This not me telling this story. But needs to be told.
“I went into the Hue City battle with approximately 120 Marines. At the end of the battle there were 39 of us that were still standing.”
— Capt. Myron Harrington, Delta Company commander
On Feb. 17, two weeks into the Tet Offensive, photographer John Olson captured his photograph of injured Marines being medically evacuated on top of a Patton tank. It became one of the defining images of the Vietnam War, published in the March 8, 1968, issue of Life magazine. The debate over the identity of the Marine lying on his side with his chest exposed continues to the present day.
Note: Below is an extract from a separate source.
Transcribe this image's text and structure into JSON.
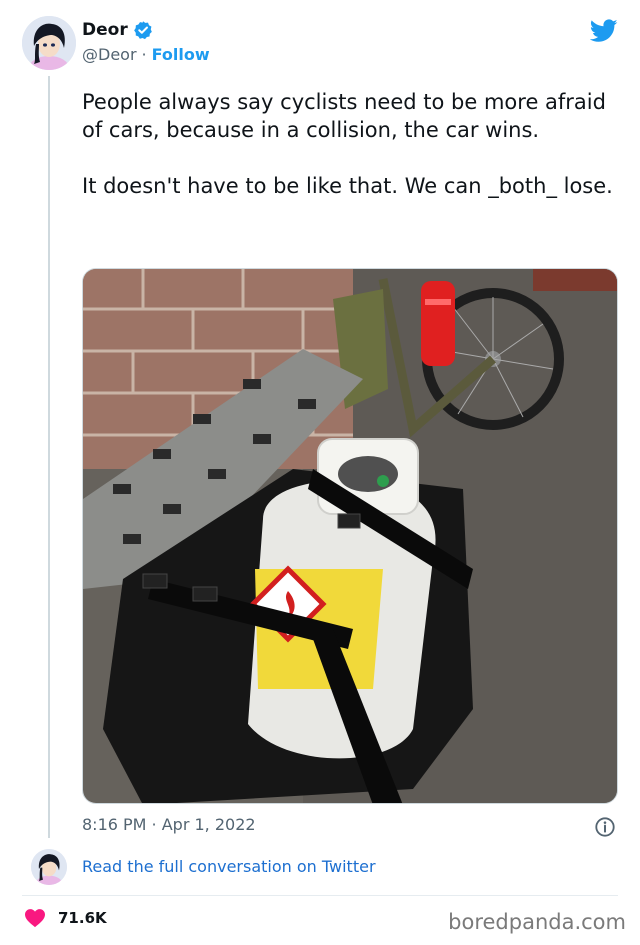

Olson identified the Marine as Pfc. A.B. Grantham, who was severely injured during the fighting and also claims to be the injured Marine in the photo. However, as recently as February of 2019, The New York Times wrote an article on the photo and identified the Marine as Pfc. James Blaine who was shot Feb. 15, 1968, and died that day. Although the Battle of Hue was a military success for U.S. forces, the casualties suffered and psychological effects felt from the combat far outweighed their victory on the battlefield. Even after the Dong Ba Tower was secured on Feb. 17, fighting would continue in Hue until late February when the U.S. Marines seized full control of the city. All told, 216 U.S. troops, more than 400 South Vietnamese troops and 2,500 North Vietnamese and Viet Cong soldiers were killed over the course of the month of fighting. Counting civilian losses, more than 7,000 died, making it one of the deadliest battles of the Vietnam War.
The Giant Killer book & page honors these incredible war heroes making sure their stories of valor and sacrifice are never forgotten. God Bless our Vets!🇺🇸🇺🇸